Tips for Handling Hardwood Flooring Stains

Like any homeowner, you’re probably very proud of the hardwood flooring in your home. Hardwood floors lend elegance and class to a home; unlike carpets, they do not harbor dust mites and other things that can exacerbate allergies, asthma and other respiratory issues. Many people are quick to point out the easy-to-clean nature of wood floors. While it’s generally true, there are a few types of stains that require a bit more effort to remove than others. By learning about the basic techniques and strategies for removing stubborn stains, you can keep your wood floors in topnotch shape; learn more below.

Basic Care Tips

Before delving into the specifics about handling various hardwood flooring stains, it doesn’t hurt to go over a few basic care tips. To avoid dents and scrapes on your floors, be sure to adhere felt pads to the bottoms of your furniture. If the wood flooring is located in a room that leads outside, have everyone get into the habit of removing their shoes before entering – this will keep the amount of dirt and debris that is tracked in to a minimum. Finally, if a lot of sunlight pours into the room during the day, install shades or blinds to minimize sun damage.


Nothing is more disheartening than discovering a piece of gum stuck to your pristine hardwood flooring. Right away, remove as much of it as you can with your fingers. You may be surprised by how much of it comes right up. You will be left with some sticky residue; if the gum’s been there for a while, a large piece could remain steadfastly stuck to the floor. Place ice in a zip-close plastic bag and lay it on top of the gum. When the gum is frozen, chip away at it with a flexible piece of plastic – credit cards work great. Never scrape off gum with razor blades or other things that could scrape up the finish of your floor.


Water stains are the bane of any wood floor owner’s existence. They are actually caused by minerals in the water; depending on how long the water has sat there, they can go quite deep. With any luck, the water stain that you find will be fairly new.

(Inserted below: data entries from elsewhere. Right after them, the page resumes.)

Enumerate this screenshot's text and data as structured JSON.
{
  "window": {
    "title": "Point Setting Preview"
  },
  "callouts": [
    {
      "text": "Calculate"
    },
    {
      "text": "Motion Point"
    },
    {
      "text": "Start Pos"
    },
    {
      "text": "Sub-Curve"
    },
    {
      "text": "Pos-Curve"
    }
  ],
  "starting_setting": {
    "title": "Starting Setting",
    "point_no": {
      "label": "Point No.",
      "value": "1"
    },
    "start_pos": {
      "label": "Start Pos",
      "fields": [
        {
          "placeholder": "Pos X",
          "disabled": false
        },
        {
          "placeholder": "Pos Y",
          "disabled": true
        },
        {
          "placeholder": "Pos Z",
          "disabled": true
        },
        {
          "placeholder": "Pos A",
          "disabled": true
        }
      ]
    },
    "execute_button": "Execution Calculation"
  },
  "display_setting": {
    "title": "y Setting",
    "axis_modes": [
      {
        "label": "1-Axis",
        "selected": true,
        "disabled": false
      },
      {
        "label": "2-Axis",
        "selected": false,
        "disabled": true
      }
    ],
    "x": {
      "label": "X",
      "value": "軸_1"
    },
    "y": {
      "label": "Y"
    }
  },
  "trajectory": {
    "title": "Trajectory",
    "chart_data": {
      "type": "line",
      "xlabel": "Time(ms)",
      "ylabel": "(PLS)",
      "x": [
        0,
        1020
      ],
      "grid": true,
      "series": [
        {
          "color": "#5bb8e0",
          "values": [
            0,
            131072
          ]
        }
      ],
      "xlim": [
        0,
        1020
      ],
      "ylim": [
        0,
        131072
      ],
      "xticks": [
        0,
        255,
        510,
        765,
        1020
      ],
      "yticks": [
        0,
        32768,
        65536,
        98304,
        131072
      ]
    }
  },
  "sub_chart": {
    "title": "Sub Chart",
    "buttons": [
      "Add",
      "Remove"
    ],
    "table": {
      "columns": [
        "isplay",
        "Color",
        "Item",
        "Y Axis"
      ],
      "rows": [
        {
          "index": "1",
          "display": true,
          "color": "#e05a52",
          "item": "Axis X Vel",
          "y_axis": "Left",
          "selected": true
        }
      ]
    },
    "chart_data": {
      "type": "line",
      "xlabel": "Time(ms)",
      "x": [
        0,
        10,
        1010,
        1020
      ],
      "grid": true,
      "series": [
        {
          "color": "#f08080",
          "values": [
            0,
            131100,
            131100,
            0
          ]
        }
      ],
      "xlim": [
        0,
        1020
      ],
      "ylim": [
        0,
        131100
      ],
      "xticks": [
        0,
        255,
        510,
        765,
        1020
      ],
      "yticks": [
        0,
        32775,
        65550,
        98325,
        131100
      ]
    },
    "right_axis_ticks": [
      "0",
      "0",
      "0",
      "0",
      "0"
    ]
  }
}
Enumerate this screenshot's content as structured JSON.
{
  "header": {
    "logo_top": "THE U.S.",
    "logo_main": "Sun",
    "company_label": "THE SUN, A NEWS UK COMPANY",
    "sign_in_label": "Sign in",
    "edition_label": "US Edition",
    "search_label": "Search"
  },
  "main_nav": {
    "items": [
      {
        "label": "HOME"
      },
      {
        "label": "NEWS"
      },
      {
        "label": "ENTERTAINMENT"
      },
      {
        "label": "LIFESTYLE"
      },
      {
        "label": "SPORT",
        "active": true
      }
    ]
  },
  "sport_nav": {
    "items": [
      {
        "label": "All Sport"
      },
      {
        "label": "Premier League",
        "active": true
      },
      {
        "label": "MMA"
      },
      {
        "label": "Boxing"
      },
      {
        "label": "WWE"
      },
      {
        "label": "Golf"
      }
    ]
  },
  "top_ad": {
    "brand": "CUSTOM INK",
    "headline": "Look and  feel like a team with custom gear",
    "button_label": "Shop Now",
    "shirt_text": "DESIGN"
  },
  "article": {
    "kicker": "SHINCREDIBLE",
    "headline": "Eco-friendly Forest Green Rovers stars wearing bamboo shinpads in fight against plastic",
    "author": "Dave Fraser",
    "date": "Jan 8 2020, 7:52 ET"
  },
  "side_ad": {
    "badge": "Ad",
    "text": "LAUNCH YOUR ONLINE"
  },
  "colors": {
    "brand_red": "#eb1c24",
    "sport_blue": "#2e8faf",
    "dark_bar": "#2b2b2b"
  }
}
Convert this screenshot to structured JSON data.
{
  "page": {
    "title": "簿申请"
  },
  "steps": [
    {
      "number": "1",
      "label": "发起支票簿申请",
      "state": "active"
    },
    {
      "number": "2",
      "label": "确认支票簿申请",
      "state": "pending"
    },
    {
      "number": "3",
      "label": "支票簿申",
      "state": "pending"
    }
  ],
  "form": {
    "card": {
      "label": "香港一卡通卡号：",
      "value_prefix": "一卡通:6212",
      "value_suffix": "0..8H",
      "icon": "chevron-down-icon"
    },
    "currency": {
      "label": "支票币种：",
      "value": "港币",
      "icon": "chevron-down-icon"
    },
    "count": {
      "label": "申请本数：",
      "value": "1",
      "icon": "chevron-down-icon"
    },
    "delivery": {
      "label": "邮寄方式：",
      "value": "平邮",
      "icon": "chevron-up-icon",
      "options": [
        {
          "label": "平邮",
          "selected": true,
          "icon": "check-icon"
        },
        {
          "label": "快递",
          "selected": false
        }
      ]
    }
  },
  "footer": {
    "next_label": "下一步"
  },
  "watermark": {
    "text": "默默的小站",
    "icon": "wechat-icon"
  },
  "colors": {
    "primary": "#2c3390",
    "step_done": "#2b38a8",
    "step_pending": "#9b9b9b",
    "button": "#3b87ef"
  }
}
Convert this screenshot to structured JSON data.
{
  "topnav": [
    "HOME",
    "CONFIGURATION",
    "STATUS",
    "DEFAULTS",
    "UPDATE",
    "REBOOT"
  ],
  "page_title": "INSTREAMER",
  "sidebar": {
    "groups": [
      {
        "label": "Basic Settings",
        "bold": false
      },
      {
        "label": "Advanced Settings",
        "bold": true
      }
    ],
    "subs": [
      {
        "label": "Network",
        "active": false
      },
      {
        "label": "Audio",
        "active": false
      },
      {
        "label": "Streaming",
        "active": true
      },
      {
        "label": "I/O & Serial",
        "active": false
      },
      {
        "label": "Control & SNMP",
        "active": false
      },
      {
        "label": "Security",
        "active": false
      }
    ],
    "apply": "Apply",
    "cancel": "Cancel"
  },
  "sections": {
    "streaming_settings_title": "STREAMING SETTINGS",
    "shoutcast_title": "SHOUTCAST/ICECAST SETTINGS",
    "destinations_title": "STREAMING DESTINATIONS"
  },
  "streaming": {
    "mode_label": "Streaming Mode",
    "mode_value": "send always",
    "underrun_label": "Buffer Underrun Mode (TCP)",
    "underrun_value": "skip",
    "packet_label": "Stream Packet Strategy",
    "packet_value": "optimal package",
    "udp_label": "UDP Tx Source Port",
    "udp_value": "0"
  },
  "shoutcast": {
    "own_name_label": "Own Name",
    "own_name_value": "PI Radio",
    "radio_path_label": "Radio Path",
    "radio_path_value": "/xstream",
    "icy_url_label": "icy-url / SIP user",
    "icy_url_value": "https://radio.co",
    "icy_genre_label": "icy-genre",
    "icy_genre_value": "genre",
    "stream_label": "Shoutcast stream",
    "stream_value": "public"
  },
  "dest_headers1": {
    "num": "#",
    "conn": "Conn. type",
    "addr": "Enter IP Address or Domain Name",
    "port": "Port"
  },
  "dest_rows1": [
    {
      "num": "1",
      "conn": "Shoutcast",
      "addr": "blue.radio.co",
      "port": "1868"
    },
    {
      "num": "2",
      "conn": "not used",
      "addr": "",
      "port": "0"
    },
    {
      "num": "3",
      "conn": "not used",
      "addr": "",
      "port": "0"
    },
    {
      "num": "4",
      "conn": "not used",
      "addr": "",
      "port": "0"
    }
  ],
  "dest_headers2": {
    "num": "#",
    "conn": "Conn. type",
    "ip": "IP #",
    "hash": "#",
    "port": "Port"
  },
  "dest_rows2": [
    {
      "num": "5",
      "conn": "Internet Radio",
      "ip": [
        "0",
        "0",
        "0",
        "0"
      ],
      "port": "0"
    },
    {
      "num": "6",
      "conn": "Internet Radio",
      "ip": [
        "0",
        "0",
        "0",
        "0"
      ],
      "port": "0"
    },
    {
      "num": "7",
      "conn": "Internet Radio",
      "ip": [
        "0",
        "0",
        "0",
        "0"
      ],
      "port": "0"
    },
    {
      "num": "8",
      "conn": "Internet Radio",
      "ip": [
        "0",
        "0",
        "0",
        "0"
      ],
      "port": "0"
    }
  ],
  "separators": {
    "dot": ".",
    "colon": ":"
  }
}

In that case, you may be able to remove it by using a non-gel toothpaste, which can gently rub away the outermost layer. If that doesn’t work, you will need to use a sander with 150-grit sandpaper. Soak up the dust with a cloth that’s been soaked in mineral water, then refinish the spot.


You can avoid the worst kinds of crayon-related damage to your wood floors by only buying washable crayons for your kids. If one of them goes to town on your floors with a crayon, a dab of toothpaste should do the trick. Just rub it gently on the offending marks until they are removed. If clumps of crayon are found, ice them up using the same method that is used for gum. Once it is frozen through, it can be scraped off with a flexible piece of plastic; you’ll never be able to tell that crayon was on the floor in the first place!

Pet Mishaps

Even the most well-trained pets have accidents from time to time. When they do so on your wood floors, time is of the essence. The sooner you clean up the stains, the less damage will be done. Wipe up the mess as quickly as possible. Use a mixture of warm water and detergent to clean up as much of the mess as you can. From there, use rubbing alcohol to gently rub away the rest of the stain; you might have to do this a few times to remove it entirely. Treat the area with odor neutralizing floor cleaner so that it doesn’t retain an unpleasant odor.

Stay on Top of Hardwood Flooring Stains

Caring for hardwood floors isn’t exceptionally difficult. As long as you know the basic tricks, tips and strategies for dealing with certain stains, you should be able to keep your floors looking as good as new. Act fast when spills occur to reduce the odds of incurring long-term stains; keep the right cleaning products on hand to make cleanups a snap. By doing so, your floors should look just as good in ten years as they did when they were newly installed.

Gina Hopkins writes about different home renovation tips and the latest on hardwood flooring trends, out of St. Louis, MO. Always looking for the best bargain on renovation materials, she tends to end up shopping at more often than not.